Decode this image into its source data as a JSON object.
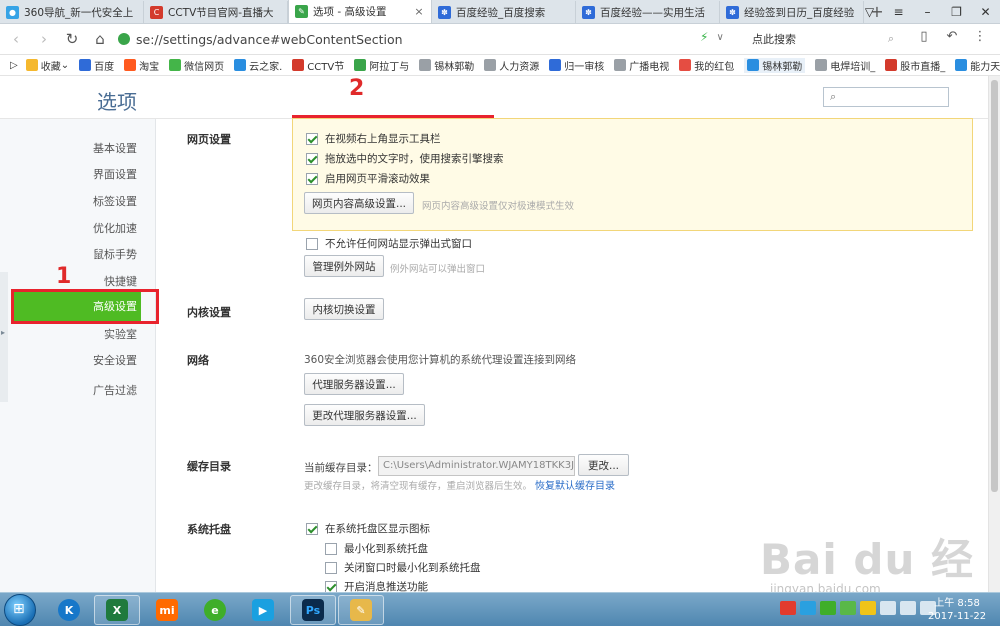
{
  "browser": {
    "tabs": [
      {
        "label": "360导航_新一代安全上",
        "fav_color": "#36a3e6",
        "active": false
      },
      {
        "label": "CCTV节目官网-直播大",
        "fav_color": "#d33a2c",
        "active": false
      },
      {
        "label": "选项 - 高级设置",
        "fav_color": "#3aa54a",
        "active": true
      },
      {
        "label": "百度经验_百度搜索",
        "fav_color": "#2f6bd8",
        "active": false
      },
      {
        "label": "百度经验——实用生活",
        "fav_color": "#2f6bd8",
        "active": false
      },
      {
        "label": "经验签到日历_百度经验",
        "fav_color": "#2f6bd8",
        "active": false
      }
    ],
    "url": "se://settings/advance#webContentSection",
    "search_value": "点此搜索",
    "bookmarks": [
      {
        "label": "收藏",
        "color": "#f5b82e"
      },
      {
        "label": "百度",
        "color": "#2f6bd8"
      },
      {
        "label": "淘宝",
        "color": "#ff5a1f"
      },
      {
        "label": "微信网页",
        "color": "#44b549"
      },
      {
        "label": "云之家.",
        "color": "#2a8ee0"
      },
      {
        "label": "CCTV节",
        "color": "#d33a2c"
      },
      {
        "label": "阿拉丁与",
        "color": "#3aa54a"
      },
      {
        "label": "锡林郭勒",
        "color": "#9aa0a6"
      },
      {
        "label": "人力资源",
        "color": "#9aa0a6"
      },
      {
        "label": "归一审核",
        "color": "#2f6bd8"
      },
      {
        "label": "广播电视",
        "color": "#9aa0a6"
      },
      {
        "label": "我的红包",
        "color": "#e54d42"
      },
      {
        "label": "锡林郭勒",
        "color": "#2a8ee0"
      },
      {
        "label": "电焊培训_",
        "color": "#9aa0a6"
      },
      {
        "label": "股市直播_",
        "color": "#d33a2c"
      },
      {
        "label": "能力天空",
        "color": "#2a8ee0"
      }
    ]
  },
  "page": {
    "title": "选项",
    "sidebar": [
      {
        "label": "基本设置",
        "active": false
      },
      {
        "label": "界面设置",
        "active": false
      },
      {
        "label": "标签设置",
        "active": false
      },
      {
        "label": "优化加速",
        "active": false
      },
      {
        "label": "鼠标手势",
        "active": false
      },
      {
        "label": "快捷键",
        "active": false
      },
      {
        "label": "高级设置",
        "active": true
      },
      {
        "label": "实验室",
        "active": false
      },
      {
        "label": "安全设置",
        "active": false
      },
      {
        "label": "广告过滤",
        "active": false
      }
    ],
    "annotations": {
      "one": "1",
      "two": "2"
    },
    "web_section": {
      "label": "网页设置",
      "cb_toolbar": "在视频右上角显示工具栏",
      "cb_drag_search": "拖放选中的文字时，使用搜索引擎搜索",
      "cb_smooth_scroll": "启用网页平滑滚动效果",
      "advanced_btn": "网页内容高级设置...",
      "advanced_hint": "网页内容高级设置仅对极速模式生效",
      "cb_no_popup": "不允许任何网站显示弹出式窗口",
      "exceptions_btn": "管理例外网站",
      "exceptions_hint": "例外网站可以弹出窗口"
    },
    "kernel_section": {
      "label": "内核设置",
      "btn": "内核切换设置"
    },
    "network_section": {
      "label": "网络",
      "desc": "360安全浏览器会使用您计算机的系统代理设置连接到网络",
      "proxy_btn": "代理服务器设置...",
      "change_proxy_btn": "更改代理服务器设置..."
    },
    "cache_section": {
      "label": "缓存目录",
      "current_label": "当前缓存目录：",
      "path": "C:\\Users\\Administrator.WJAMY18TKK3JYJ",
      "change_btn": "更改...",
      "hint": "更改缓存目录，将清空现有缓存，重启浏览器后生效。",
      "restore_link": "恢复默认缓存目录"
    },
    "tray_section": {
      "label": "系统托盘",
      "cb_show_icon": "在系统托盘区显示图标",
      "cb_minimize": "最小化到系统托盘",
      "cb_close_minimize": "关闭窗口时最小化到系统托盘",
      "cb_push": "开启消息推送功能"
    }
  },
  "watermark": {
    "brand": "Bai du 经验",
    "url": "jingyan.baidu.com"
  },
  "taskbar": {
    "time": "上午 8:58",
    "date": "2017-11-22"
  }
}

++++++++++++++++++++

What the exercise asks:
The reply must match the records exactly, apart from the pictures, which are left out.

Solution:
Decode this image into its source data as a JSON object.
{
  "browser": {
    "tabs": [
      {
        "label": "360导航_新一代安全上",
        "fav_color": "#36a3e6",
        "active": false
      },
      {
        "label": "CCTV节目官网-直播大",
        "fav_color": "#d33a2c",
        "active": false
      },
      {
        "label": "选项 - 高级设置",
        "fav_color": "#3aa54a",
        "active": true
      },
      {
        "label": "百度经验_百度搜索",
        "fav_color": "#2f6bd8",
        "active": false
      },
      {
        "label": "百度经验——实用生活",
        "fav_color": "#2f6bd8",
        "active": false
      },
      {
        "label": "经验签到日历_百度经验",
        "fav_color": "#2f6bd8",
        "active": false
      }
    ],
    "url": "se://settings/advance#webContentSection",
    "search_value": "点此搜索",
    "bookmarks": [
      {
        "label": "收藏",
        "color": "#f5b82e"
      },
      {
        "label": "百度",
        "color": "#2f6bd8"
      },
      {
        "label": "淘宝",
        "color": "#ff5a1f"
      },
      {
        "label": "微信网页",
        "color": "#44b549"
      },
      {
        "label": "云之家.",
        "color": "#2a8ee0"
      },
      {
        "label": "CCTV节",
        "color": "#d33a2c"
      },
      {
        "label": "阿拉丁与",
        "color": "#3aa54a"
      },
      {
        "label": "锡林郭勒",
        "color": "#9aa0a6"
      },
      {
        "label": "人力资源",
        "color": "#9aa0a6"
      },
      {
        "label": "归一审核",
        "color": "#2f6bd8"
      },
      {
        "label": "广播电视",
        "color": "#9aa0a6"
      },
      {
        "label": "我的红包",
        "color": "#e54d42"
      },
      {
        "label": "锡林郭勒",
        "color": "#2a8ee0"
      },
      {
        "label": "电焊培训_",
        "color": "#9aa0a6"
      },
      {
        "label": "股市直播_",
        "color": "#d33a2c"
      },
      {
        "label": "能力天空",
        "color": "#2a8ee0"
      }
    ]
  },
  "page": {
    "title": "选项",
    "sidebar": [
      {
        "label": "基本设置",
        "active": false
      },
      {
        "label": "界面设置",
        "active": false
      },
      {
        "label": "标签设置",
        "active": false
      },
      {
        "label": "优化加速",
        "active": false
      },
      {
        "label": "鼠标手势",
        "active": false
      },
      {
        "label": "快捷键",
        "active": false
      },
      {
        "label": "高级设置",
        "active": true
      },
      {
        "label": "实验室",
        "active": false
      },
      {
        "label": "安全设置",
        "active": false
      },
      {
        "label": "广告过滤",
        "active": false
      }
    ],
    "annotations": {
      "one": "1",
      "two": "2"
    },
    "web_section": {
      "label": "网页设置",
      "cb_toolbar": "在视频右上角显示工具栏",
      "cb_drag_search": "拖放选中的文字时，使用搜索引擎搜索",
      "cb_smooth_scroll": "启用网页平滑滚动效果",
      "advanced_btn": "网页内容高级设置...",
      "advanced_hint": "网页内容高级设置仅对极速模式生效",
      "cb_no_popup": "不允许任何网站显示弹出式窗口",
      "exceptions_btn": "管理例外网站",
      "exceptions_hint": "例外网站可以弹出窗口"
    },
    "kernel_section": {
      "label": "内核设置",
      "btn": "内核切换设置"
    },
    "network_section": {
      "label": "网络",
      "desc": "360安全浏览器会使用您计算机的系统代理设置连接到网络",
      "proxy_btn": "代理服务器设置...",
      "change_proxy_btn": "更改代理服务器设置..."
    },
    "cache_section": {
      "label": "缓存目录",
      "current_label": "当前缓存目录：",
      "path": "C:\\Users\\Administrator.WJAMY18TKK3JYJ",
      "change_btn": "更改...",
      "hint": "更改缓存目录，将清空现有缓存，重启浏览器后生效。",
      "restore_link": "恢复默认缓存目录"
    },
    "tray_section": {
      "label": "系统托盘",
      "cb_show_icon": "在系统托盘区显示图标",
      "cb_minimize": "最小化到系统托盘",
      "cb_close_minimize": "关闭窗口时最小化到系统托盘",
      "cb_push": "开启消息推送功能"
    }
  },
  "watermark": {
    "brand": "Bai du 经验",
    "url": "jingyan.baidu.com"
  },
  "taskbar": {
    "time": "上午 8:58",
    "date": "2017-11-22"
  }
}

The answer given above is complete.